Proportional-share resource management is becoming increasingly important in today's computing environments. In particular, the growing use of the computational resources of central service providers argues for a proportional-share approach that allows clients to obtain resource shares that reflect their relative importance. In such environments, clients must be isolated from one another to prevent the activities of one client from impinging on the resource rights of others. However, such isolation limits the flexibility with which resource allocations can be modified to reflect the actual needs of clients. We present extensions to the lottery-scheduling resource-management framework that increase its flexibility while preserving its ability to provide secure isolation. To demonstrate how this extended framework safely overcomes the limits imposed by existing proportional-share schemes, we have implemented a prototype system that uses the framework to manage CPU time, physical memory, and disk bandwidth. We present the results of experiments that evaluate the prototype, and we show that our framework enables clients of central servers to achieve significant improvements in performance.
The rising popularity of thin client computing and multi-user, remote, graphical interaction recalls to the fore a range of operating system research issues long dormant, and introduces a number of new directions.

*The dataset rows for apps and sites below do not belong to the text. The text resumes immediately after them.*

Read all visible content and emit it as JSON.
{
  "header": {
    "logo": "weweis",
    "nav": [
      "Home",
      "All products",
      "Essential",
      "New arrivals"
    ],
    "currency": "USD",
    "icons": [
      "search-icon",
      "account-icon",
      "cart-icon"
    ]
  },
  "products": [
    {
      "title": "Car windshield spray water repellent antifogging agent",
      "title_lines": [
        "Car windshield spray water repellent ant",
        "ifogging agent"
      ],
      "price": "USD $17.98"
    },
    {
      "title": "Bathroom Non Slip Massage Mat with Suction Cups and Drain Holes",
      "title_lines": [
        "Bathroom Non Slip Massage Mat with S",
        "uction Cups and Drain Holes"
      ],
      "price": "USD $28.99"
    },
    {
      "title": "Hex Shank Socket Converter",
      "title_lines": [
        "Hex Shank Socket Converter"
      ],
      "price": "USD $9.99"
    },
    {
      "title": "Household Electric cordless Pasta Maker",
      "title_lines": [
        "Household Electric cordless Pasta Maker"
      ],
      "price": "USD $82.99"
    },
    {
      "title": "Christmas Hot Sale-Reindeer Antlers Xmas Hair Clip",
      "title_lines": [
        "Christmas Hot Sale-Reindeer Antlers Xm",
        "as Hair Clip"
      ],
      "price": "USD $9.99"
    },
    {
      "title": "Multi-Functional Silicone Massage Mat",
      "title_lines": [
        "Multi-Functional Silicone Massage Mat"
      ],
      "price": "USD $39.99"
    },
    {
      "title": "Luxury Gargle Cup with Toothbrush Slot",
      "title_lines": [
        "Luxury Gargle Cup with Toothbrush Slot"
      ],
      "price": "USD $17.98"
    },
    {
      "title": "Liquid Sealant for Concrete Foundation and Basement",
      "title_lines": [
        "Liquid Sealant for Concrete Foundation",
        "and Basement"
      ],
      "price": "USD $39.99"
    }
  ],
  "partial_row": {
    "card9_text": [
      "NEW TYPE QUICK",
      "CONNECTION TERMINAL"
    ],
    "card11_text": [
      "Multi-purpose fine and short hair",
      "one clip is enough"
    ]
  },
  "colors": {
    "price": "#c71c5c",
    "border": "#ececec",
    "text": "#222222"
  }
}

This paper investigates the impact of operating system design on the performance of thin client service. We contend that the key performance metric for this type of system is user-perceived latency and give a structured approach for investigating operating system design with this criterion in mind.
In particular, we apply our approach to a quantitative comparison and analysis of Windows NT, Terminal Server Edition (TSE) and Linux with the X Windows System, two popular implementations of thin client service.
We find that the processor and memory scheduling algorithms in both operating systems are not tuned for thin client service. Under heaavy CPU and memory load, we observed user-perceived latencies of up to 100 times beyond the threshold of perception and even in the idle state these systems induce unneccessary latency. TSE performs particularly poorly despite scheduler modifications to improve interactive responsiveness. We also show that TSE's network protocol outperforms X by up to six times, and also makes use of a bitmap cache which is essential for handling dynamic elements of modern user interfaces and can reduce network load in these cases by up to 2000%.